Willets Point Businesses Await Resolution

BY JOE MARVILLI
Staff Writer

Several Willets Point business owners came together once again to demand the City provide compensation and relocation for their removal from their neighborhood.

Members of the Willets Point Defense Committee of Small Businesses and Workers and State Sen. Tony Avella (D-Bayside) met in his Bayside office to protest the mistreatment they have received from the City over the Willets Point development. As part of that plan, the City is pushing out auto-shop owners who have worked within its “Iron Triangle” for decades, with promises of compensation seemingly going unfulfilled.

Marta Gualotuna (right), the owner of Emanuel Corporation, speaks about the mistreatment she said she received from the City over the forced relocation of her business in Willets Point. Photo by Joe Marvilli

Marta Gualotuna (right), the owner of Emanuel Corporation, speaks about the mistreatment she said she received from the City over the forced relocation of her business in Willets Point. Photo by Joe Marvilli

The owners held a press conference to ask again for the City to sit down with them and find a relocation site in Queens that they can move to together. According to Arturo Olaya, president of the committee, the suggestions the City has made have been unacceptable.

“They bring pictures of locations that are in Philadelphia, or in Brooklyn, or in the Bronx. When the business owners go to see any of this property, they find that it’s not for rent, or it’s already rented, or it doesn’t fit for what we need,” he said. “It is a complete sham. They are lying to the people.”

He added that the City had strong-armed many of the owners into closing up their shops or agreeing to terms that had been laid out by the City, entering into deals that leave them at a disadvantage. Many businesses were told to vacate their premises by Nov. 30 of last year in order to receive payment equivalent to 12 months’ present rent. That number was cut to six months’ rent if they did not leave until Jan. 31. Any time after that and the owner would get nothing.

“Some of the members of my committee don’t have any money to bring food to the table, to support their family right now and the City is still not listening,” Olaya said.

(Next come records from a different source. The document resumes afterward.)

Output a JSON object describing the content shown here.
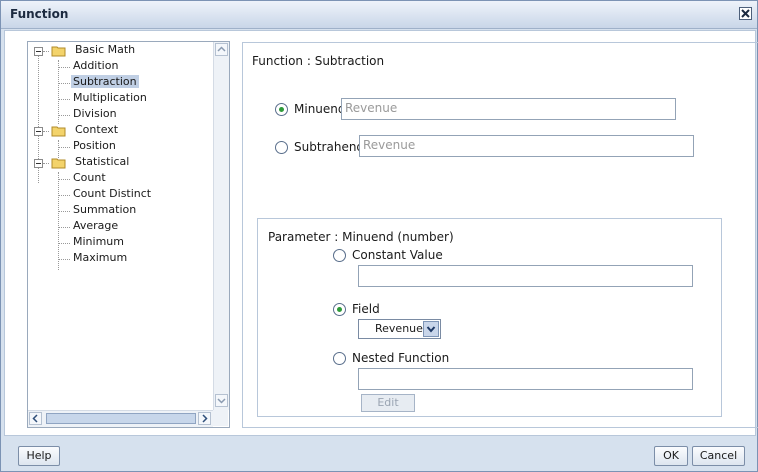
{
  "window": {
    "title": "Function",
    "close_icon": "close-icon"
  },
  "tree": {
    "groups": [
      {
        "label": "Basic Math",
        "children": [
          "Addition",
          "Subtraction",
          "Multiplication",
          "Division"
        ]
      },
      {
        "label": "Context",
        "children": [
          "Position"
        ]
      },
      {
        "label": "Statistical",
        "children": [
          "Count",
          "Count Distinct",
          "Summation",
          "Average",
          "Minimum",
          "Maximum"
        ]
      }
    ],
    "selected": "Subtraction"
  },
  "main": {
    "heading": "Function : Subtraction",
    "minuend": {
      "label": "Minuend",
      "value": "Revenue",
      "selected": true
    },
    "subtrahend": {
      "label": "Subtrahend",
      "value": "Revenue",
      "selected": false
    },
    "parameter": {
      "heading": "Parameter : Minuend (number)",
      "constant_label": "Constant Value",
      "constant_value": "",
      "field_label": "Field",
      "field_value": "Revenue",
      "nested_label": "Nested Function",
      "nested_value": "",
      "edit_label": "Edit",
      "selected_option": "Field"
    }
  },
  "footer": {
    "help_label": "Help",
    "ok_label": "OK",
    "cancel_label": "Cancel"
  },
  "colors": {
    "accent": "#2e9a3a",
    "titlebar": "#c9d6e8",
    "selection": "#c0cfe4"
  }
}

Olaya added that the committee had put together its own ideas for where the businesses could go. He suggested that 50 auto-shops could be relocated in an area of Willets Point where some of the bigger businesses were allowed to stay. Franchises, parking or other moneymakers could then be built on top of the auto-shops. The businesses would be agreeable to this type of plan, but they need the City to come to the table first.

Several owners talked about their mistreatment at the hands of the City and Cornerstone Group, an organization that was paid $700,000 by the City to provide relocation assistance.

Tana Gualotuna, daughter of Marta Gualotuna, the owner of Emanuel Corporation, said that Cornerstone lied to them about a possible relocation site. According to Tana, the company said there was a space in Queens available for rent for $1,800 a month. When they went to look at the site, they discovered it was not for rent.

“They think that Hispanic people are stupid but we’re not. They don’t treat us as regular people. It’s disgraceful that people from New York can do that,” Tana said.

Antonio Sanchez, of New American Corporation, has been working at Willets Point for 18 years. According to Olaya, who was translating for Sanchez, the City offered him $12,000, plus another $4,000 for expenses. He closed his place but has yet to receive any money from the City.

“He’s in limbo, just like everyone else,” Olaya said.

Despite the unresolved situation, the committee and Avella said they were hopeful the new City administration will take a fresh look at this issue and offer the owners a deal they can get behind.

“Mayor de Blasio campaigned on these types of issues,” Avella said. “I hope that he will take a serious look at this project.”

Recently, a group of 33 Willets Point businesses and the Sunrise Cooperative umbrella group they belong to, sued the City of New York, the New York City Economic Development Corporation, the New York City Industrial Development Agency, Sterling Equities, Inc., Related Companies, Inc. and Queens Development Group, LLC. The lawsuit, filed last month, states that there was no lawful relocation plan for the businesses and that any relocation assistance offered has been “ineffective.”

Reach Joe Marvilli at (718) 357-7400, Ext. 125, jmarvilli@queenstribune.com, or @Joey788.